Teachers should give credit for self-initiated learning and provide a chance for learning and discovery without threats of immediate evaluation.
Teachers should avoid the stultifying effect that traditional inculcation of information may have by using the teaching techniques such as discovery techniques and problem-solving activities capable of sharpening the tendency towards originality.
Teachers avoid d instilling in children the idea that everything is known and determined and those pupils must sub-serve the acknowledged experts in any field and cannot follow their own distinctive way of looking at things.
Teachers have to promote the imagination of pupils so that individual is capable of making the imaginative leaps necessary for breaking new ground in any sphere.
Teachers have to produce extensive skills and understanding in any given sphere. Without these, an individual may not be a good scientist, artist, or whatever since excellence is a vital characteristic of creativity.
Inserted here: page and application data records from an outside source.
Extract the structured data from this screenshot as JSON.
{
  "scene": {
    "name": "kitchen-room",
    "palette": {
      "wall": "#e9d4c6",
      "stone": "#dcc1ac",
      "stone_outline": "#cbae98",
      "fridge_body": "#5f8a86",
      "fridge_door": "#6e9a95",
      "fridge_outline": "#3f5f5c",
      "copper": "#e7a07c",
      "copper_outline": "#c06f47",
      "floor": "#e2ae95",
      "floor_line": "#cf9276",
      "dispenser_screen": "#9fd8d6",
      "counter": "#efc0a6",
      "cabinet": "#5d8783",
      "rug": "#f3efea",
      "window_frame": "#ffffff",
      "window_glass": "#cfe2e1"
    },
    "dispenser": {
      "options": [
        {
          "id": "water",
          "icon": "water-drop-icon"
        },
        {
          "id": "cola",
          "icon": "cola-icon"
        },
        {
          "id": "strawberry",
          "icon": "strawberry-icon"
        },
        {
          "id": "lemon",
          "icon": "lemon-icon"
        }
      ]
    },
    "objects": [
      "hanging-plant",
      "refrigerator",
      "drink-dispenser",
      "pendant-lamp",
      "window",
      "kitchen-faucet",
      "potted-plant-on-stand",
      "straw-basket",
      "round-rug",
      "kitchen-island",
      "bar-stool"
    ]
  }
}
Teachers should note that giving some opportunity for self-expression among school pupils without reference to critical standards might be educationally valuable in that it provides relaxation and promotes self-confidence in children.
It may also lead children to reveal more of their inner-self, which may have psychological value. Rather than learning solely by authority, children prefer to learn in creative ways by questioning, inquiring, searching, manipulating, and experimenting.
They are always trying to find out how things really work.
When children learn in creative ways, they become completely absorbed and have a long attention span. If the article helps, comment and share.